WHAT YOU NEED TO DO
Gather, from the data below, each line in which the word "changes" occurs.

RECORDS FOR PROCESSING
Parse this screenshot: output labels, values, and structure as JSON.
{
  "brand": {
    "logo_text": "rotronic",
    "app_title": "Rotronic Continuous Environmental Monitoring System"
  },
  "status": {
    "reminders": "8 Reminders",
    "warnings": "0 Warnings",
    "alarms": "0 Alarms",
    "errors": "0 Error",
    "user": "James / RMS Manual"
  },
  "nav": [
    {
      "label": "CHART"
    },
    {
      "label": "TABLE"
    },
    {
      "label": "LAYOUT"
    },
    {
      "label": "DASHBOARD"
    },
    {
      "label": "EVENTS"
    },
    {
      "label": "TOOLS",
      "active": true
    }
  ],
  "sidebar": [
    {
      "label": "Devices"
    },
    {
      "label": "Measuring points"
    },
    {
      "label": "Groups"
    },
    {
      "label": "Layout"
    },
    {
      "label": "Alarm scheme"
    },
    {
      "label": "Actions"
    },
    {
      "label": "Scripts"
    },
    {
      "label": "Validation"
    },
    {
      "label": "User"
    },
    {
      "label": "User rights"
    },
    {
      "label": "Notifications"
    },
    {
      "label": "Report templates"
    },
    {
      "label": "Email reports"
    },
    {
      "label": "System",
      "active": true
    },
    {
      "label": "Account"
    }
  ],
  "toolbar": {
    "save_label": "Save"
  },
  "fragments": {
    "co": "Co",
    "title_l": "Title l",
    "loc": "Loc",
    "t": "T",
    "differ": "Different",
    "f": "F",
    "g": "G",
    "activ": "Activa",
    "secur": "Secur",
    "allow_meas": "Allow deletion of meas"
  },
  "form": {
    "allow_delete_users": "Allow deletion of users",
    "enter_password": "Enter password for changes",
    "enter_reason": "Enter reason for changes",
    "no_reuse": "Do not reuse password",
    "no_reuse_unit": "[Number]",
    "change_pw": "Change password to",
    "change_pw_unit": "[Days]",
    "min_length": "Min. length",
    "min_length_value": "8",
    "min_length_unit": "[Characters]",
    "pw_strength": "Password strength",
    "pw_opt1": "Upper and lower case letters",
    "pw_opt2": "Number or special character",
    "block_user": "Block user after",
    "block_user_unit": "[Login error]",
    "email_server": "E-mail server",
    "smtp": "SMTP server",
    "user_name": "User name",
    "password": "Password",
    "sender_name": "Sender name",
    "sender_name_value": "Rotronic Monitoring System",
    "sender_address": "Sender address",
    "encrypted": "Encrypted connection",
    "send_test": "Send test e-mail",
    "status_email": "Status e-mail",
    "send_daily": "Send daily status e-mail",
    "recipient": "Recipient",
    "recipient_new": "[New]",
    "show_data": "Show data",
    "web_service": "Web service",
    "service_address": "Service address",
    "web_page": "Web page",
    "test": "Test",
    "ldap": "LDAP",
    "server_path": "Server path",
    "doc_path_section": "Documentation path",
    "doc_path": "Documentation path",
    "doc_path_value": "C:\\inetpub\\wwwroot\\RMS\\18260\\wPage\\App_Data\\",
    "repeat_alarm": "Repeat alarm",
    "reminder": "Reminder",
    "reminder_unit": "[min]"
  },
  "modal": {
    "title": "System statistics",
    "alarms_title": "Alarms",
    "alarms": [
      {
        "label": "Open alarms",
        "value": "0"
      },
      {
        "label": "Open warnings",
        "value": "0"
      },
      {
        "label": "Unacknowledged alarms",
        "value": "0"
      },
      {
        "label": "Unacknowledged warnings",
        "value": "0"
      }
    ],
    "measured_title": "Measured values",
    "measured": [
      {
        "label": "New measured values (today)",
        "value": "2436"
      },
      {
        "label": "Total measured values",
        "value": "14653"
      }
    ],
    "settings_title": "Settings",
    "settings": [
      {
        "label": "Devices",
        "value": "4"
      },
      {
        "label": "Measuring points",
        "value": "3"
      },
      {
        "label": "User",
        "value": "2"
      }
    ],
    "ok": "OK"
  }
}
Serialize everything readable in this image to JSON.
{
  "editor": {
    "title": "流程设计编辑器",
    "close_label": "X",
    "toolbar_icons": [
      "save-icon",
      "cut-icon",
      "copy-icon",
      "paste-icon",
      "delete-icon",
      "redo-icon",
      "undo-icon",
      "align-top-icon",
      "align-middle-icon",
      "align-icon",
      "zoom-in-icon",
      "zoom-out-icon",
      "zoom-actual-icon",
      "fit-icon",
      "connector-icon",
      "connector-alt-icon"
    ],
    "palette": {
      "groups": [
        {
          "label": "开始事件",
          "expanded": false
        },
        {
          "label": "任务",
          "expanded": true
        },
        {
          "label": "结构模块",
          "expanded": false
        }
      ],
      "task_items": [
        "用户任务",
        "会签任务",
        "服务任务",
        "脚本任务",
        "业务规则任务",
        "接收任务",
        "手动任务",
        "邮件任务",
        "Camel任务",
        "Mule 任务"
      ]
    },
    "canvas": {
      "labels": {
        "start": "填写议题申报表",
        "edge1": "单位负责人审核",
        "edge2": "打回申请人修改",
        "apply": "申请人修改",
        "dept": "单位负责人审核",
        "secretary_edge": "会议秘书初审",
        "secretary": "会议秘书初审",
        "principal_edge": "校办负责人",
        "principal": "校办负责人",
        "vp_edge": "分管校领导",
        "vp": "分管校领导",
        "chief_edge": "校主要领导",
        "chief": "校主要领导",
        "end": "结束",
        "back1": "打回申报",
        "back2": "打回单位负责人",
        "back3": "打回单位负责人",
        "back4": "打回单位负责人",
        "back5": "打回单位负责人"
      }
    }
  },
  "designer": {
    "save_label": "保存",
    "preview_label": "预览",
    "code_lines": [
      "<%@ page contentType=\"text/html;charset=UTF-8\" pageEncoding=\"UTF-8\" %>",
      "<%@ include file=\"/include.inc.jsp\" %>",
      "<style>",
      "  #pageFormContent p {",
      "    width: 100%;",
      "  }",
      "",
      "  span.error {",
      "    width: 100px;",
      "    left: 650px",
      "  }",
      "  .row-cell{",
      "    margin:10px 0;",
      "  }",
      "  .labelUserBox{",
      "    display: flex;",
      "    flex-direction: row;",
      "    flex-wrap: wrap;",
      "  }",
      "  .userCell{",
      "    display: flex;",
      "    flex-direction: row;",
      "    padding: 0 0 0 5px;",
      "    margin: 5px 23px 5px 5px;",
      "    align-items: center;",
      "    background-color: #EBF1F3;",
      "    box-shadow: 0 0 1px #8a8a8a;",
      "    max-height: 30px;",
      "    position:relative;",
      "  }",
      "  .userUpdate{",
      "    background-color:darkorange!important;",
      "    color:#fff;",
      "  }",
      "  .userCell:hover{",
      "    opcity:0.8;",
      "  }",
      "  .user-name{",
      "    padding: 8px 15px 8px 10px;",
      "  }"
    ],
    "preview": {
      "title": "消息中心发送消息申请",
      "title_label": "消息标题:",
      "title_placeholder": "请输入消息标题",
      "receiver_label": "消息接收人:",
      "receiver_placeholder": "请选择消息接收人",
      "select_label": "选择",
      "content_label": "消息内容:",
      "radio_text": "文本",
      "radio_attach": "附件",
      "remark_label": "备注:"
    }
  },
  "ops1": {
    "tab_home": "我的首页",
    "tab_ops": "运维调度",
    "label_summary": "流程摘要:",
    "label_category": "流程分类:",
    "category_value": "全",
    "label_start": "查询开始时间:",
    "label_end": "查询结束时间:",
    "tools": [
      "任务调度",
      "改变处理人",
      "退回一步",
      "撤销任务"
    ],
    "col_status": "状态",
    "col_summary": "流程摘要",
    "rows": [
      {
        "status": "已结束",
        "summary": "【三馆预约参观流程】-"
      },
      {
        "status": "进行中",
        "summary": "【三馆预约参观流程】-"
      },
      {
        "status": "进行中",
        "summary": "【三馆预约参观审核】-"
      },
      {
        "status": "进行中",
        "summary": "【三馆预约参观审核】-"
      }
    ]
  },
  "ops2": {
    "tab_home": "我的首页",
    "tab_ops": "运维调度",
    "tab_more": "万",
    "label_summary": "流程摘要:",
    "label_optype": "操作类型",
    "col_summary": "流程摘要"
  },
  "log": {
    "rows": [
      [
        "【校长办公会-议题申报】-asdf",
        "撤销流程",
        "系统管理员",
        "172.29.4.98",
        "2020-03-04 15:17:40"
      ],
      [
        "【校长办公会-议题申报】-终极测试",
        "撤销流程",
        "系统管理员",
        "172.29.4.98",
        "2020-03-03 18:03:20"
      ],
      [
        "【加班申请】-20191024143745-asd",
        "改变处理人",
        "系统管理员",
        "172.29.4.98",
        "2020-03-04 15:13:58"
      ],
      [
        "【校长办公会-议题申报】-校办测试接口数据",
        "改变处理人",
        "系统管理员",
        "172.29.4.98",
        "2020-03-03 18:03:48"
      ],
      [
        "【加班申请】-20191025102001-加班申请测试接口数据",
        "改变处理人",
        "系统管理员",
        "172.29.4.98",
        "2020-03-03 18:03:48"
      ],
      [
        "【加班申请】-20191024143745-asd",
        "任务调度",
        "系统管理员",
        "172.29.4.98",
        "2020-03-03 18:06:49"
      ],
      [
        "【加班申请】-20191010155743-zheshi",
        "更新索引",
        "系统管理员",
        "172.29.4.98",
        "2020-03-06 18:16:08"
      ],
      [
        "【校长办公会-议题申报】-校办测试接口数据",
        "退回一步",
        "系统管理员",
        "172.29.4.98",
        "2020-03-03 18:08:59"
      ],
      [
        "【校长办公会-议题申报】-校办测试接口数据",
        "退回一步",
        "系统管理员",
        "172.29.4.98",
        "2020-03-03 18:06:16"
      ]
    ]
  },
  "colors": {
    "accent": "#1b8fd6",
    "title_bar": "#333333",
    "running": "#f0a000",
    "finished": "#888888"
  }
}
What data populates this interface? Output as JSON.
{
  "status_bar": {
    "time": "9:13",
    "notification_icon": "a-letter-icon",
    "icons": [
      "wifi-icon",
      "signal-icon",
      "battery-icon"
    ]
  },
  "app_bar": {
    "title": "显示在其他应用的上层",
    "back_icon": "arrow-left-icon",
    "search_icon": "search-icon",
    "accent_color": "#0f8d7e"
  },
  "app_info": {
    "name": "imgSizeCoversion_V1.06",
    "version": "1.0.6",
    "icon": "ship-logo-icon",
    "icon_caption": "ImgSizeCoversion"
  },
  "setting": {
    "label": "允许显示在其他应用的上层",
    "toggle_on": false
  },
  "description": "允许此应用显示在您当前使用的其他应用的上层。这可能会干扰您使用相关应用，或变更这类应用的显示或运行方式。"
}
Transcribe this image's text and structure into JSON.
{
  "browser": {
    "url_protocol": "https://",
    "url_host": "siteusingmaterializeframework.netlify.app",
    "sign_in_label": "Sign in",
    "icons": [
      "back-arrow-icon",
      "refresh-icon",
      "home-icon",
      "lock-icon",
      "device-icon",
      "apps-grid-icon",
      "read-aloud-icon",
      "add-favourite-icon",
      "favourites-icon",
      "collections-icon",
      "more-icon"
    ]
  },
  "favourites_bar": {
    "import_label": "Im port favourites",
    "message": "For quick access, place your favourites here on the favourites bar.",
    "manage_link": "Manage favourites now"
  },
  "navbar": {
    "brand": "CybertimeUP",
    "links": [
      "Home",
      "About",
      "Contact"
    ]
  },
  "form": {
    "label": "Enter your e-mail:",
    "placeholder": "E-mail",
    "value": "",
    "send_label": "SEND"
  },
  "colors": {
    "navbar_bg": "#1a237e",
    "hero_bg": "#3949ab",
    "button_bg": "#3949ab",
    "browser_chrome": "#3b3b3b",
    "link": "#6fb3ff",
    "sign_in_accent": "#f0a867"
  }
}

SOLUTION BELOW
    "enter_password": "Enter password for changes",
    "enter_reason": "Enter reason for changes",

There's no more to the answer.